What to work on: What lines of the data below include the word "PARAM"? Report them by copying each.

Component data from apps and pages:

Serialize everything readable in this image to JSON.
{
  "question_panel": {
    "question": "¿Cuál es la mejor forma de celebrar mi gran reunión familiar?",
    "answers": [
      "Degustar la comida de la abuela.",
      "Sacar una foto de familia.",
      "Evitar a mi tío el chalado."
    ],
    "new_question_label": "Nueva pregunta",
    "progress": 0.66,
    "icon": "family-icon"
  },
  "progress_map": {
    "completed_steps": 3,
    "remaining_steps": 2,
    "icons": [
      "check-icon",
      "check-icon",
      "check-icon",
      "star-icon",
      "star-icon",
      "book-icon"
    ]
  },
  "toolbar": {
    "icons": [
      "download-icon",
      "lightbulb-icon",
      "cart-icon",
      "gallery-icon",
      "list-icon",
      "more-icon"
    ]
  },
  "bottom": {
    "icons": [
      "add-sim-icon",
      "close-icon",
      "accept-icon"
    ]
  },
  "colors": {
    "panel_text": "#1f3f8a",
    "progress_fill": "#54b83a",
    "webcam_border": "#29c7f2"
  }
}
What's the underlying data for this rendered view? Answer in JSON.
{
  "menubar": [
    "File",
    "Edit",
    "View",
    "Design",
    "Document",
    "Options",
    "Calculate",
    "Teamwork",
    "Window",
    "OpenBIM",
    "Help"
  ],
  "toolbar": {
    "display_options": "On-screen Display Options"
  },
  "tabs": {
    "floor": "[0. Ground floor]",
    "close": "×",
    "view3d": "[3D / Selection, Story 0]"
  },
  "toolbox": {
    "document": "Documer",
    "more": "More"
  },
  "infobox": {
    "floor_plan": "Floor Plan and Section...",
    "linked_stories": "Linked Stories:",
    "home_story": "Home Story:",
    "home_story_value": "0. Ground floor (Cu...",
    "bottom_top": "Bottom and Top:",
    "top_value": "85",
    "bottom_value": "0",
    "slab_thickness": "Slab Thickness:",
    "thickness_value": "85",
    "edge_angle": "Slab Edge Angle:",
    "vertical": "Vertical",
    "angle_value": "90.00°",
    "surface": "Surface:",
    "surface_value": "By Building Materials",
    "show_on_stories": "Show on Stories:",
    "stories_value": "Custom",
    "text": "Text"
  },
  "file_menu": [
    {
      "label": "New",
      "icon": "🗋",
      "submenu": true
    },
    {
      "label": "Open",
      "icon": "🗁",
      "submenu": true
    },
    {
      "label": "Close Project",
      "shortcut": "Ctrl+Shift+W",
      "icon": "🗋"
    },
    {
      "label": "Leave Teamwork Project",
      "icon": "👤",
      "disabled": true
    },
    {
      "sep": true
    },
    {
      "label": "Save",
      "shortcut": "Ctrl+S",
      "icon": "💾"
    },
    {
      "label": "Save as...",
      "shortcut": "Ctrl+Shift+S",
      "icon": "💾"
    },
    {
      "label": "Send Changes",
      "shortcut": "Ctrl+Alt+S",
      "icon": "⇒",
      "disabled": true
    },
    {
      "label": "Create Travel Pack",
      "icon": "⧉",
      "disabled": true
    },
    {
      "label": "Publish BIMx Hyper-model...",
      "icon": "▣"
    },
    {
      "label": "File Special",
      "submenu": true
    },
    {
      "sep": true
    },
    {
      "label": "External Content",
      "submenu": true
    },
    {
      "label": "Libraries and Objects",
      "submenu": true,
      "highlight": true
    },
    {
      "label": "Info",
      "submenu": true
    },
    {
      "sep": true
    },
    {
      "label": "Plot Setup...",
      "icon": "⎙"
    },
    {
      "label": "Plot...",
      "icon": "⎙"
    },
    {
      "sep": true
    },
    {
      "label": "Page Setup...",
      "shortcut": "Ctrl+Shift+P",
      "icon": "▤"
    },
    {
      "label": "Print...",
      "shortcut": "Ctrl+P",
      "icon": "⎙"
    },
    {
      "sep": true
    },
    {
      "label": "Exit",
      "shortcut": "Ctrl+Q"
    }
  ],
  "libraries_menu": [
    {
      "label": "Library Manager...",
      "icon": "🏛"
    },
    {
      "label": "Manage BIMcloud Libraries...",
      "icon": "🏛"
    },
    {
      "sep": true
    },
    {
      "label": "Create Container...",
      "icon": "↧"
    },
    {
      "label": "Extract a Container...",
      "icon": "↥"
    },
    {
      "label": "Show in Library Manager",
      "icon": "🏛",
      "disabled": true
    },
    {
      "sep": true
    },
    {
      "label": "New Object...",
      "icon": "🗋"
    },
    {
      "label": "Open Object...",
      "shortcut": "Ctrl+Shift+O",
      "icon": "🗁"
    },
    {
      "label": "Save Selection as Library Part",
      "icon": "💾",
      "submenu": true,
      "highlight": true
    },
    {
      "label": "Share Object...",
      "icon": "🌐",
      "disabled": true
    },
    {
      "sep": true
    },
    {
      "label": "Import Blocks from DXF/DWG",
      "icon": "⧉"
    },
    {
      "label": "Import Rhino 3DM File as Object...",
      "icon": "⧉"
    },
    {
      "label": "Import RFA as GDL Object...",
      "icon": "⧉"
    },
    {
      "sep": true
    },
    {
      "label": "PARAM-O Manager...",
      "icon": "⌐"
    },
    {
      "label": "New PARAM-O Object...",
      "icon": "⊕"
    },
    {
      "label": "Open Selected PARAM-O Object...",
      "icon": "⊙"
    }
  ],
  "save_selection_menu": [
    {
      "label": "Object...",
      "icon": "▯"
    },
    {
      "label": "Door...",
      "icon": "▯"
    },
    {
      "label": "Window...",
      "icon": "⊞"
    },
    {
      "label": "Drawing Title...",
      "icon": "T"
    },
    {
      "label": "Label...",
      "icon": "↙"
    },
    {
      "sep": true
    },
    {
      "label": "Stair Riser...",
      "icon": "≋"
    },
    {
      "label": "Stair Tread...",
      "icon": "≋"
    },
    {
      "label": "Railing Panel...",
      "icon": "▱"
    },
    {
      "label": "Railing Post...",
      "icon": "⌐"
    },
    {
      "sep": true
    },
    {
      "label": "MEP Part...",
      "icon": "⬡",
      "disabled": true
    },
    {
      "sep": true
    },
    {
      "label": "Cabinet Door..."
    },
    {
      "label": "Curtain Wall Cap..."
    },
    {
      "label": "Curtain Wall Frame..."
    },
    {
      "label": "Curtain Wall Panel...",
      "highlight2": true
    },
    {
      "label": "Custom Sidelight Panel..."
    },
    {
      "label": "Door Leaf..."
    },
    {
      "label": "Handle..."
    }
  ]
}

Answer section:
      "label": "PARAM-O Manager...",
      "label": "New PARAM-O Object...",
      "label": "Open Selected PARAM-O Object...",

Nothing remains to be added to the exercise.